29 CFR § 784.103 - Adoption of the exemption in the original 1938 Act.
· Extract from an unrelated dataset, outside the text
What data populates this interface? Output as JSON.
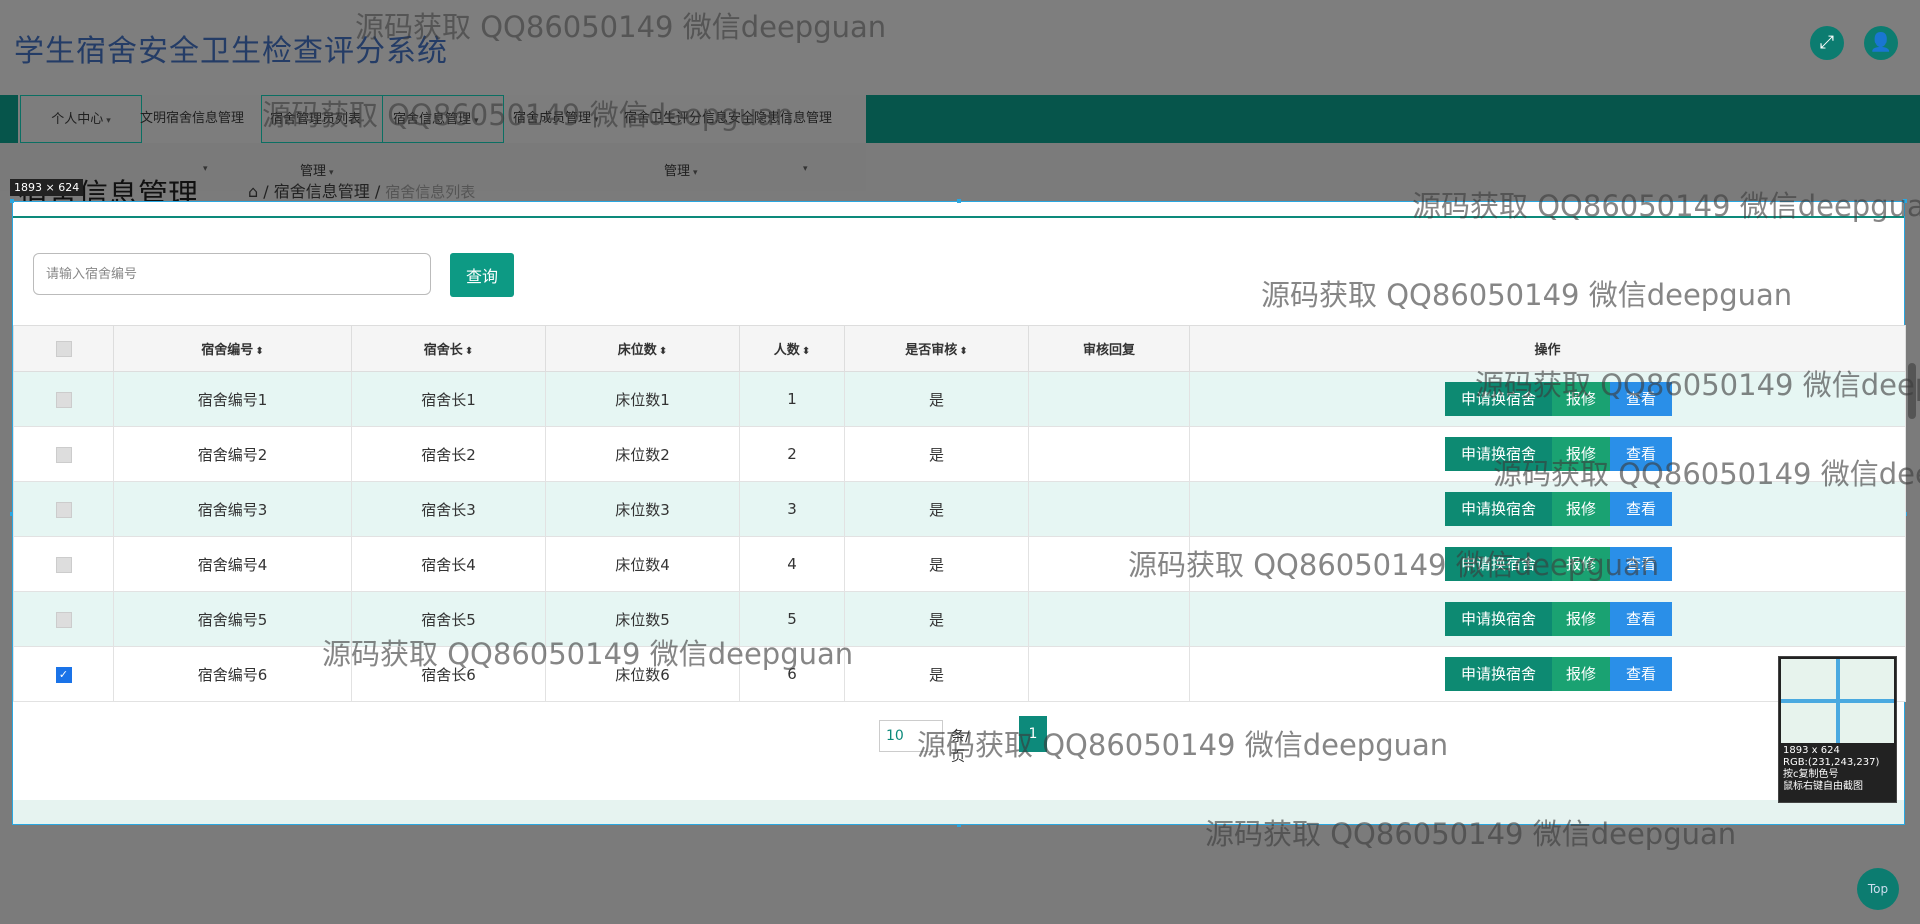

Although in the course of consideration of the legislation in Congress before passage in 1938, provisions to exempt employment in fisheries and aquatic products activities took various forms, section 13(a)(5), as drafted by the conference committee and finally approved, followed the language of an amendment adopted during consideration of the bill by the House of Representatives on May 24, 1938, which was proposed by Congressman Bland of Virginia. He had earlier on the same day, offered an amendment which had as its objective the exemption of the “fishery industry,” broadly defined. The amendment had been defeated (83 Cong. Rec. 7408), as had an amendment subsequently offered by Congressman Mott of Oregon (to a pending amendment proposed by Congressman Coffee of Nebraska) which would have provided an exemption for “industries engaged in producing, processing, distributing, or handling * * * fishery or seafood products which are seasonal or perishable” (83 Cong. Rec. 7421-7423). Against this background, when Congressman Bland offered his amendment which ultimately became section 13(a)(5) of the Act he took pains to explain: “This amendment is not the same. In the last amendment I was trying to define the fishery industry. I am now dealing with those persons who are exempt, and I call the attention of the Committee to the language with respect to the employment of persons in agriculture * * * I am only asking for the seafood and fishery industry that which has been done for agriculture.” It was after this explanation that the amendment was adopted (83 Cong. Rec. 7443). When the conference committee included in the final legislation this provision from the House bill, it omitted from the bill another House provision granting an hours exemption for employees “in any place of employment” where the employer was “engaged in the processing of or in canning fresh fish or fresh seafood” and the provision of the Senate bill providing an hours exemption for employees “employed in connection with” the canning or other packing of fish, etc. (see Mitchell v. Stinson, 217 F. 2d 210; McComb v. Consolidated Fisheries, 75 F. Supp. 798). The indication in this legislative history that the exemption in its final form was intended to depend upon the employment of the particular employee in the specified activities is in accord with the position of the Department of Labor and the weight of judicial authority.